Display Settings:

Format

Send to:

Choose Destination
Cancer Res. 2011 Jul 15;71(14):4834-45. doi: 10.1158/0008-5472.CAN-11-0027. Epub 2011 Jul 14.

Human neural stem cell transplantation ameliorates radiation-induced cognitive dysfunction.

Author information

  • 1Department of Radiation Oncology, University of California, Irvine, Irvine, CA 92697, USA.

Abstract

Cranial radiotherapy induces progressive and debilitating declines in cognition that may, in part, be caused by the depletion of neural stem cells. The potential of using stem cell replacement as a strategy to combat radiation-induced cognitive decline was addressed by irradiating athymic nude rats followed 2 days later by intrahippocampal transplantation with human neural stem cells (hNSC). Measures of cognitive performance, hNSC survival, and phenotypic fate were assessed at 1 and 4 months after irradiation. Irradiated animals engrafted with hNSCs showed significantly less decline in cognitive function than irradiated, sham-engrafted animals and acted indistinguishably from unirradiated controls. Unbiased stereology revealed that 23% and 12% of the engrafted cells survived 1 and 4 months after transplantation, respectively. Engrafted cells migrated extensively, differentiated along glial and neuronal lineages, and expressed the activity-regulated cytoskeleton-associated protein (Arc), suggesting their capability to functionally integrate into the hippocampus. These data show that hNSCs afford a promising strategy for functionally restoring cognition in irradiated animals.

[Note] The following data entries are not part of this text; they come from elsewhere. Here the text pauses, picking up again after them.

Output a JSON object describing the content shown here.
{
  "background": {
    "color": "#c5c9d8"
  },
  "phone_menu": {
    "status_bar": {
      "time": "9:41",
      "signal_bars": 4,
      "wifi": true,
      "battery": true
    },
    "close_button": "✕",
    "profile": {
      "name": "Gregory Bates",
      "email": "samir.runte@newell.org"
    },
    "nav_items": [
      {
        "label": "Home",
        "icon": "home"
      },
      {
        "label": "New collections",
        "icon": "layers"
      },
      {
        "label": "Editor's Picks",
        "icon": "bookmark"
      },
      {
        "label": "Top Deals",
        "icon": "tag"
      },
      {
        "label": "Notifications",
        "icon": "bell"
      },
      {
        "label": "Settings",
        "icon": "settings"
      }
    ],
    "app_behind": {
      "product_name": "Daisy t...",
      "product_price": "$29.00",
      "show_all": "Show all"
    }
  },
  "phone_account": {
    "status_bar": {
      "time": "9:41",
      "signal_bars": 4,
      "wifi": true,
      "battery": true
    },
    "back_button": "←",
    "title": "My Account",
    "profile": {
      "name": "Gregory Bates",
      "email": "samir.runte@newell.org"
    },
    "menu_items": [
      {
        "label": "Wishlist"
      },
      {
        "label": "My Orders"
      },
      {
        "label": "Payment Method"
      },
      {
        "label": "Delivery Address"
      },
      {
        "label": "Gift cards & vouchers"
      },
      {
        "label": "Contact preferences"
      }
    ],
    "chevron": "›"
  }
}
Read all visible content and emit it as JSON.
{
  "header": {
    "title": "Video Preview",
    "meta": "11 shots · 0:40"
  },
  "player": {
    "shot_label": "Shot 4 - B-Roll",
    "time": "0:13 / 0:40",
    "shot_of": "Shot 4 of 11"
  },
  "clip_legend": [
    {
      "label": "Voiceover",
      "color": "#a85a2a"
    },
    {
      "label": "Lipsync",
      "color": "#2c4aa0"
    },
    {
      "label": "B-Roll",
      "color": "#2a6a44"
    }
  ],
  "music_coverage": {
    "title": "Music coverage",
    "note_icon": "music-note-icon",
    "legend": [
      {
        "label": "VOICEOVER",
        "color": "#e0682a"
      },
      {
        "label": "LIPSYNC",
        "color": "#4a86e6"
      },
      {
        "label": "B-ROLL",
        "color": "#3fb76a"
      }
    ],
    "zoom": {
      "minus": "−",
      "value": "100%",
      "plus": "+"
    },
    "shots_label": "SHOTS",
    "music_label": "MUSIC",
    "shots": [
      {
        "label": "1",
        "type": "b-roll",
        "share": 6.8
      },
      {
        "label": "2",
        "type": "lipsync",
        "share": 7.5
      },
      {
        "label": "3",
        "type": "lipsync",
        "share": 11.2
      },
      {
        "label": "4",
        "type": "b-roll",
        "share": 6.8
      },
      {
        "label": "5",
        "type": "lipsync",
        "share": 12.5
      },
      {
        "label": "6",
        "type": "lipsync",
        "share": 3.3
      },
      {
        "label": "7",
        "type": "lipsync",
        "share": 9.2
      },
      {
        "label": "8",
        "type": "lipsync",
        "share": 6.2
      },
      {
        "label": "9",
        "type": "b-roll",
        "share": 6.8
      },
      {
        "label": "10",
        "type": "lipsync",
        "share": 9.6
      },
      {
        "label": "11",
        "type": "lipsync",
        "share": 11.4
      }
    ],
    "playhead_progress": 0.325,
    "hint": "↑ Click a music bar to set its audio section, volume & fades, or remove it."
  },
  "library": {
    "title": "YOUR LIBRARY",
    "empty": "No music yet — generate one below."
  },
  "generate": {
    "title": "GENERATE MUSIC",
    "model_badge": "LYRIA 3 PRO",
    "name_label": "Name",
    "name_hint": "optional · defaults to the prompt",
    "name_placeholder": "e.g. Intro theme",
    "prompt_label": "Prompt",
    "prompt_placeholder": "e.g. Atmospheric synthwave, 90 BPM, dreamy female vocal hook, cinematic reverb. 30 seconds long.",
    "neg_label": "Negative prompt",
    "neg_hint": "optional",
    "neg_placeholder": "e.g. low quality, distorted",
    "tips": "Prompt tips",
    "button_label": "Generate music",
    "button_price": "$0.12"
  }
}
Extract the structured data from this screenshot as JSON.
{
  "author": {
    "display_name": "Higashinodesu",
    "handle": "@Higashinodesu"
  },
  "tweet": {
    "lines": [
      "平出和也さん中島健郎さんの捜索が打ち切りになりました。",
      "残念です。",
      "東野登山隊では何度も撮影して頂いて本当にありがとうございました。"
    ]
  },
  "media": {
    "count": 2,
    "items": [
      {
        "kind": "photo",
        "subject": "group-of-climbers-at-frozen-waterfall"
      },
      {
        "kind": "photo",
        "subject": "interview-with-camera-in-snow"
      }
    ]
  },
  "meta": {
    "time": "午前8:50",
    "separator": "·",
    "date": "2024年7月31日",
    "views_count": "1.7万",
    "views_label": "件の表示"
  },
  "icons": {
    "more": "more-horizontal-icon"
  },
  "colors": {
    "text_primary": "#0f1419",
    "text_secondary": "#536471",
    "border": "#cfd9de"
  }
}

©2011 AACR.

PMID:
21757460
[PubMed - indexed for MEDLINE]
PMCID:
PMC3517293
Free PMC Article

Images from this publication.See all images (7)Free text

Figure 1
Figure 2
Figure 3
Figure 4
Figure 5
Figure 6
Figure 7
PubMed Commons home

PubMed Commons

0 comments
How to join PubMed Commons

    Supplemental Content

    Icon for HighWire Icon for PubMed Central
    Loading ...
    Write to the Help Desk